Notch as Link from Hypoxia to Differentiation

Science's STKE  08 Nov 2005:
Vol. 2005, Issue 309, pp. tw390
DOI: 10.1126/stke.3092005tw390

Cells sense the availability of oxygen and activate signaling pathways that promote an appropriate physiological response such as decreased metabolic oxidative phosphorylation or increased proliferation of blood vessels. Hypoxia also causes various stem or progenitor cells to remain in an undifferentiated state. Gustafsson et al. conducted experiments that show that this latter response to hypoxia is mediated by an interaction between the oxygen-sensing mechanisms of the cell with the Notch signaling pathway, a well-known signaling pathway important in the control of development.

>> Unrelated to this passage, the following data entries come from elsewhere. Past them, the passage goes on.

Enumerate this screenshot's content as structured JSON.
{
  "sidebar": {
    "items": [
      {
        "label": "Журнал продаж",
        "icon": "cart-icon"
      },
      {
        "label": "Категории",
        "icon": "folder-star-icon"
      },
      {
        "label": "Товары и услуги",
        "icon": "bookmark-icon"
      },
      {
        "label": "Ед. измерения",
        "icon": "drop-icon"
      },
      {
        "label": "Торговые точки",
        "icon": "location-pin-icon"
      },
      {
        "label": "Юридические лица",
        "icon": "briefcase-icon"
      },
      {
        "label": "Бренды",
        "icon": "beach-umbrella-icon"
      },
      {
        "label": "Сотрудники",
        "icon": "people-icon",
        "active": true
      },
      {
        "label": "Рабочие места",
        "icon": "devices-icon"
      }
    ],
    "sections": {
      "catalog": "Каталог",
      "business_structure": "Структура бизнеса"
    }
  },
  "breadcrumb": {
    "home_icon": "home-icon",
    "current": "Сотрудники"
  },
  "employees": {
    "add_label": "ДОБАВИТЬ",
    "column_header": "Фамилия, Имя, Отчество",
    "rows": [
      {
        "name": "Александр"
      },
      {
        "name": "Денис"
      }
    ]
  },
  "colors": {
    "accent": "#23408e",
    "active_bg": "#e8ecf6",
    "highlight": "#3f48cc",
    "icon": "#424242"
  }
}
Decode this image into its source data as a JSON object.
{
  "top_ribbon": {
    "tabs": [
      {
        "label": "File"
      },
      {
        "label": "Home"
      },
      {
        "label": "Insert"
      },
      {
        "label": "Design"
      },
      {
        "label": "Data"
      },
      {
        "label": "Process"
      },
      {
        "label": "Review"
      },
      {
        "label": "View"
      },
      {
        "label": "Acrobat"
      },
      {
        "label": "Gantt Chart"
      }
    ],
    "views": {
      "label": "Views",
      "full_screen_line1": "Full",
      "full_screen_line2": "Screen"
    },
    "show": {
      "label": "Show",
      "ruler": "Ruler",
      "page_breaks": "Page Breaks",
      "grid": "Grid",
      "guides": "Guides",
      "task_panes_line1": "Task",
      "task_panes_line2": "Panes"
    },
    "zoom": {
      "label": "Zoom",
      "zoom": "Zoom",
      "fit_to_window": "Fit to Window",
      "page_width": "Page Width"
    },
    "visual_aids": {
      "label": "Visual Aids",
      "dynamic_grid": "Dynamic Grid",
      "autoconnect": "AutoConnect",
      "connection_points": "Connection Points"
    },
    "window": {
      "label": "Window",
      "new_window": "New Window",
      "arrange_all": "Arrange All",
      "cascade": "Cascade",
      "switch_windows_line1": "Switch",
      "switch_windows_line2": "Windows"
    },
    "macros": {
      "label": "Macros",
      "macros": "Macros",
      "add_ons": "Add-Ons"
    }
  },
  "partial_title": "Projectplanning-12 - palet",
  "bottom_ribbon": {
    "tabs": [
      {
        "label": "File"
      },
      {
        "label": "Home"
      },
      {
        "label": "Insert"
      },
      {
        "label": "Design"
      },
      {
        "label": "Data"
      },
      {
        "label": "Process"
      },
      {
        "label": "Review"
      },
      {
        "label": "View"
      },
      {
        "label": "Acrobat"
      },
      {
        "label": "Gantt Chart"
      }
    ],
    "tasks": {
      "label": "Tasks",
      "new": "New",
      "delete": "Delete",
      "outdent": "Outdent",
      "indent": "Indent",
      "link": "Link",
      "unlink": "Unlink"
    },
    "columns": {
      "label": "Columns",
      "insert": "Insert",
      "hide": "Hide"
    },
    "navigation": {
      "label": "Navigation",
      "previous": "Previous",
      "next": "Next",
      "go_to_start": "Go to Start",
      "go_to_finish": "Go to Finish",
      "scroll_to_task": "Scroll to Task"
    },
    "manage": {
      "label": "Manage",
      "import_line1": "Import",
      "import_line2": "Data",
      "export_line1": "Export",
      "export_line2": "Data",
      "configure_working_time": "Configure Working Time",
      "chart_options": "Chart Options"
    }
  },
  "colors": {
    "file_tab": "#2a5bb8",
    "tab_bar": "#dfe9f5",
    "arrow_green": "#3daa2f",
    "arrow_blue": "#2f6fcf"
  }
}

Cells use prolyl hydroxylases to sense oxygen, and these enzymes control gene transcription by influencing the activity of the transcription factor HIF-1α (hypoxia-inducible factor-1α). Notch is a receptor that undergoes proteolytic cleavage to release the intracellular domain (ICD), which moves to the nucleus, where it interacts with other proteins to regulate transcription. The authors found that effects of hypoxia on differentiation of cultured mouse muscle precursor cells or primary rat neural stem cells depended on Notch signaling and was prevented by an inhibitor of the protease that generates the Notch ICD. Hypoxia also increased expression of known Notch target genes. The authors propose that HIF-1α may directly interact with the Notch ICD. Indeed, in vitro immunoprecipitation studies showed that the two proteins can physically interact. Furthermore, chromatin immunoprecipitation analyses showed that HIF-1α is recruited to promoters of Notch-responsive genes in cells exposed to hypoxia, provided that Notch signaling was also activated. These results help explain the mechanisms that couple oxygen sensing to control of differentiation. Tumor formation is one instance in which responses to hypoxia are critical, and the authors thus suggest that it may be useful to examine whether Notch and HIF-1α also work together under these circumstances.

M. V. Gustafsson, X. Zheng, T. Pereira, K. Gradin, S. Jin, J. Lundkvist, J. L. Ruas, L. Poellinger, U. Lendahl, M. Bondesson, Hypoxia requires notch signaling to maintain the undifferentiated cell state. Dev. Cell 9, 617-628 (2005). [PubMed]